It was a wonderful, affirming experience. This pair was destined to marry but they worked hard to get to the altar. Not always an easy road for them but the right one.

Wednesday, May 14, 2008

Farewell Margery

Margery Edson-Gould (pictured here on her wedding day) departed just a few days shy of her grandson Ben's own much-anticipated nuptuals.
Margery Swan Huff Edson-Gould (6/20/15-5/6/08) passed away last week, and we’ll all miss her terribly. Everyone who met her they always walked away thinking, "So this is what a human can be." She was quite simply magnificent and her quality shines brightly in her daughters and through to her granddaughter Meredith, my lovely wife. I have been fortunate to know Margery for the past eighteen years and I am better for it.

The first thing most people noticed about Margery was her fierce, burning passion for life. I say this not as a cliché about someone who is physically battered yet with a great lust for life, though by the end such a description would fit. She was physically precocious and her prime years extended well into what others would consider old age. She used to whip her grandchildren in tennis and was notorious for receiving speeding tickets in her VW Scirocco. She lived life as one on fire yet she was always calm.

She would have made a great coach, and she was, in fact, very interested in [and opinionated about] sports. I'll never forget the night I got us prime seats at the U.S. Track & Field Championships. I told a few people there that her grandfather had been an early Olympian but the luminaries of the running world treated her as a star that night for reasons not even they understood. There was something about her that commanded respect. Maybe it was her eyes, which were perhaps Meredith's greatest inheritance.

Margery inspired those around her not only by setting a great example, but by taking a very real and thoughtful interest in everyone she met. She was extraordinarily generous with her thoughts, praise, and many small gifts. She never met anyone she considered a hopeless case and saw great potential for good in everyone. She told them so and they wanted to go out and make good on the promise she found in them. Perhaps that explains her rapid ascent from the gym teacher to high school principal and beyond. She would have been a great politician and perhaps president in a different sort of world.

But she changed many lives nevertheless. Her influence was meted out in small conversations, cards and bouquets, winks and many, many hugs. She lived a very full and rich life and hers is an example I would gladly follow.

Thursday, May 8, 2008

Barfight Averted

The other night I headed over to Clem’s for a post-studio pint, as is my habit. Clem’s is close to the perfect bar, but it has one flaw—and it is the type of problem that cannot be overcome. They have one bartender who possesses the planet’s absolute worst taste in music. It’s really bad and a bar with loud, bad music is just unbearable.

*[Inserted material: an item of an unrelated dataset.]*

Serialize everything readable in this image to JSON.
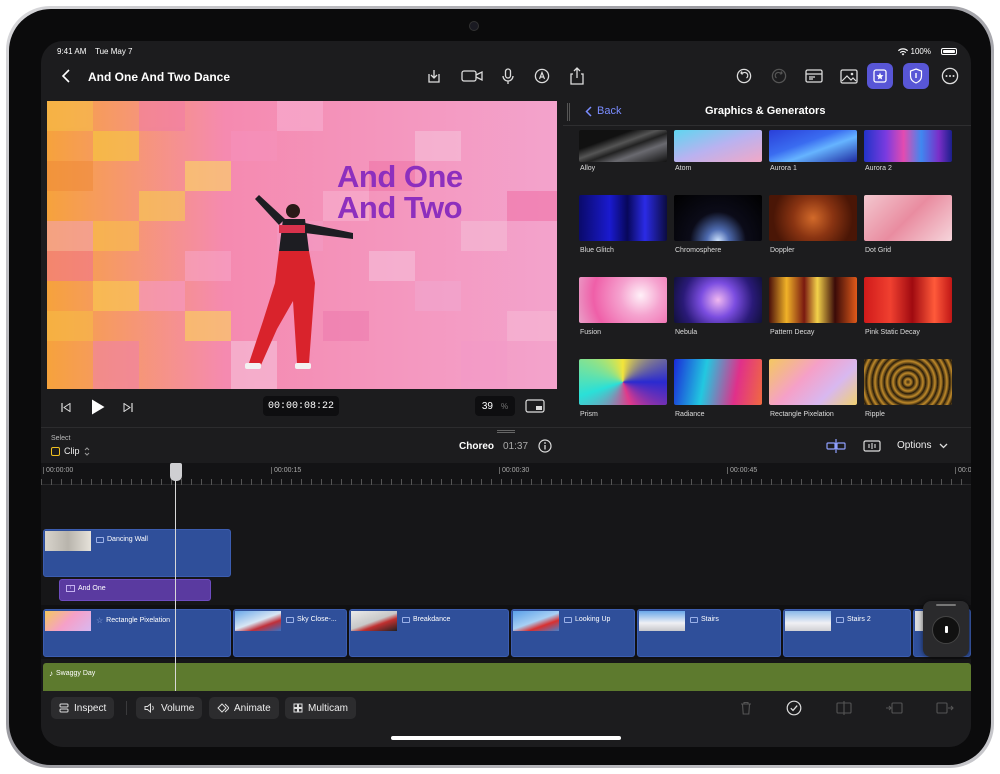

You might have encountered the guy—he likes to keep a cocktail straw in his mouth. On the way down the block, I vowed to myself that if Straw Guy was working I would go someplace else—like home.

I arrived to find the hotplaygroundmom we’ll call Goldilox hanging outside smoking with some equally hot female friends. I said to myself, “That’s it: I’m stayin’.” So I went inside and ordered a beer. In my distracted state I didn’t notice who was serving my drink until it was too late. It was him!

Then a perverse but admittedly magical thing happened. As he put my beer down, his straw somehow flipped out of his mouth, twisted end-over-end a few times in mid-air before striking me right in the forehead.

Why didn’t I pick up my stool right then and there and smash it to bits over his head? Was I afraid of starting a barroom brawl, being slid down the bar like a bowling ball or thrown through a plate glass window? No more so than usual.

What stayed my hand that night was a voice from the other end of the bar telling one of the other customers some unimaginably good news,

“We both forgot our iPods,” the waitress was saying. “So tonight it’s customers’ choice.” The words fell on me like manna from Heaven and my rage instantly dissolved. Then Goldilox came back in and her friends turned out to be a charming mix of artists and hotplaygroundmoms too.

Yup: definitely stayin’.